Coral reefs are one of the world’s ecosystems most threatened by climate change as warming waters lead to coral bleaching, threatening marine species that millions of people depend on for food and income. Combine that with more localized threats such as pollution, overfishing, disease, unregulated development and tourism, and the future of the world’s reefs looks bleak if nothing is done to address these problems.
That’s why in mid-2019, Internews’ Earth Journalism Network, with support from the Summit Foundation, launched the Mesoamerican Reef Reporting Project. The goal: To increase and improve news coverage on the health of a reef system that stretches more than 1,000 kilometers along the coasts of Mexico, Belize, Guatemala and Honduras.
The longest barrier reef in the Western hemisphere – and the second longest in the world — the Mesoamerican Reef plays a vital role in coastal protection, tourism, food security and biodiversity, and supports the economies of many coastal communities in these four countries.
Over the nine months of this project, we hosted two media workshops – one in Mexico and one in Belize – training a total of 28 journalists who produced nearly 50 stories. We also provided 10 reporters with small reporting grants and mentorship to help them better report on these issues, enhance their knowledge of the challenges facing the reef and of ways to conserve its health.
Those reporters produced 17 stories (three from Guatemala, five from Belize, five from Mexico and four from Honduras), which you can read versions of on our website. They are a mix of news, features, photo essays and videos, providing a wide and in-depth view of challenges the Mesoamerican Reef faces across the region. Here are some examples:
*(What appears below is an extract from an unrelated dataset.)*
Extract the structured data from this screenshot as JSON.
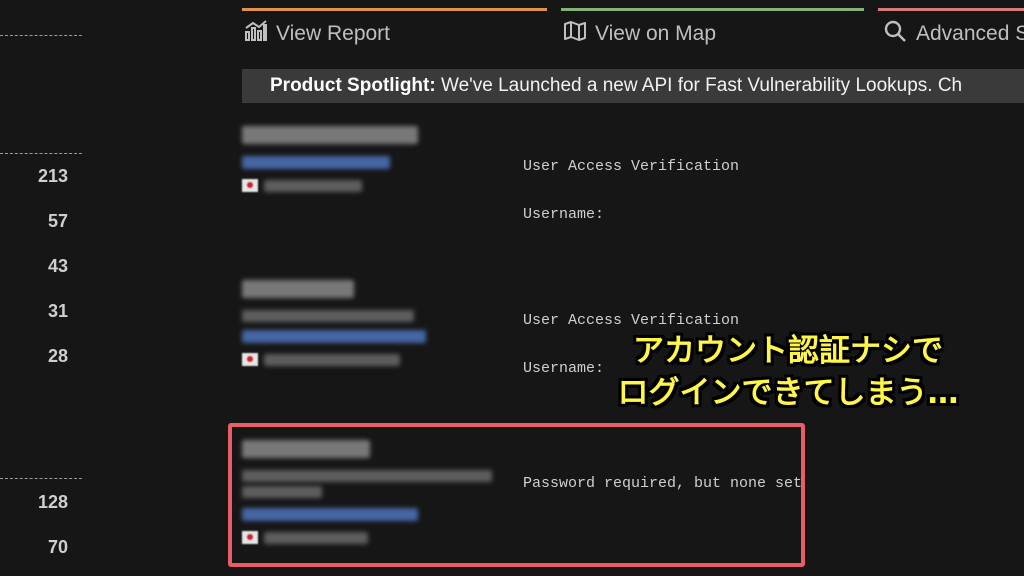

- In Mexico, Adriana Varillas explored the threat posed by sargassum, a pelagic macroalgae that effectively suffocates the reef, as well as “white syndrome,” an emerging disease that can kill corals in just weeks, threatening marine biodiversity and local economies.
- Around the Yucatan Peninsula, Manuel Alejandro Castro Flores looked at how sewage from hotels and other infrastructure built to accommodate a growing tourism industry is altering ocean nutrients that allow for the growth of algae that deprives corals of light and oxygen.
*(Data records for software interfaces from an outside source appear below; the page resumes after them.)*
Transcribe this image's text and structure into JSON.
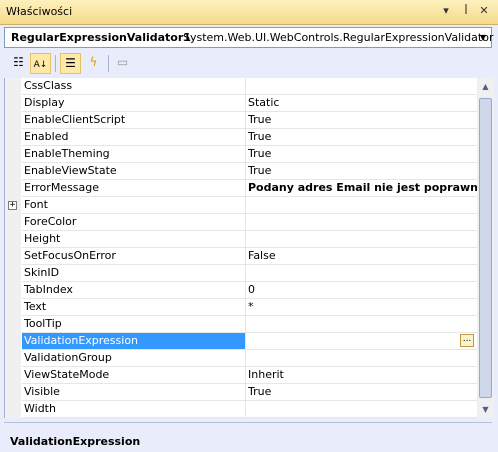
{
  "window": {
    "title": "Właściwości",
    "pin_icon": "pin-icon",
    "close_icon": "close-icon",
    "menu_icon": "dropdown-icon"
  },
  "selector": {
    "object_name": "RegularExpressionValidator1",
    "object_type": "System.Web.UI.WebControls.RegularExpressionValidator"
  },
  "toolbar": {
    "buttons": [
      {
        "icon": "categorized-icon",
        "active": false
      },
      {
        "icon": "alphabetical-icon",
        "active": true
      },
      {
        "icon": "properties-icon",
        "active": true
      },
      {
        "icon": "events-icon",
        "active": false
      },
      {
        "icon": "property-pages-icon",
        "active": false
      }
    ]
  },
  "properties": [
    {
      "name": "CssClass",
      "value": ""
    },
    {
      "name": "Display",
      "value": "Static"
    },
    {
      "name": "EnableClientScript",
      "value": "True"
    },
    {
      "name": "Enabled",
      "value": "True"
    },
    {
      "name": "EnableTheming",
      "value": "True"
    },
    {
      "name": "EnableViewState",
      "value": "True"
    },
    {
      "name": "ErrorMessage",
      "value": "Podany adres Email nie jest poprawny!!!"
    },
    {
      "name": "Font",
      "value": ""
    },
    {
      "name": "ForeColor",
      "value": ""
    },
    {
      "name": "Height",
      "value": ""
    },
    {
      "name": "SetFocusOnError",
      "value": "False"
    },
    {
      "name": "SkinID",
      "value": ""
    },
    {
      "name": "TabIndex",
      "value": "0"
    },
    {
      "name": "Text",
      "value": "*"
    },
    {
      "name": "ToolTip",
      "value": ""
    },
    {
      "name": "ValidationExpression",
      "value": ""
    },
    {
      "name": "ValidationGroup",
      "value": ""
    },
    {
      "name": "ViewStateMode",
      "value": "Inherit"
    },
    {
      "name": "Visible",
      "value": "True"
    },
    {
      "name": "Width",
      "value": ""
    }
  ],
  "description": {
    "title": "ValidationExpression"
  },
  "colors": {
    "selection": "#3399ff",
    "titlebar": "#f6da8a",
    "background": "#e9ecfa"
  }
}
- The lack of solid waste management is also impacting the reef in Belize, as Dion Vansen explained in this story.
- Further south, Oswaldo Hernandez in Guatemala wrote about how pressures put on a protected marine area by overfishing could lead to its collapse.
- iIlegal and unregulated fishing are also threatening marine resources in Belize, as TV reporter Courtney Weatherburne explained.
- Meanwhile, Francelia Solano investigated how criminal activity connected to the drug trade, mining activities and monoculture plantations are all threatening the mangrove forests that protect coastal areas and help purify the water coral reefs rely on.
Many reporters also looked at how places are responding to these challenges. For example, Patricia González picked up on how parametric insurance is being tested in Guatemala as a way to secure long-term financing for coral reef restoration, while Josué Quintana Gómez reported on the recent opening in Honduras of Central America’s first coral aquarium. And despite all these threats, researchers in many places are also working to improve protection and conservation efforts, as Rodolfo Juarez Olvera reported in this four-part video story.
As the final part of the project, EJN and the Healthy Reefs for Healthy People Initiative (HRI) hosted a webinar on the health of the Mesoamerican Reef on February 18. That followed the release of the Mesoamerican Reef Report Card, a tool put out every two years by the Healthy Reefs initiative.
The stories made a mark among our followers, generating strong engagement on social media and hitting on many issues that marine and ocean conservation organizations are working to highlight.
“This Mesoamerican Reef Reporting project was pretty remarkable for how much it was able to achieve despite relatively limited resources,” said EJN Executive Director James Fahn. “There is definitely a strong need for continuing this work in the region, and we are hoping we can eventually do so.”
(Banner photo: Mesoamerican reef. Credit: Healthy Reefs)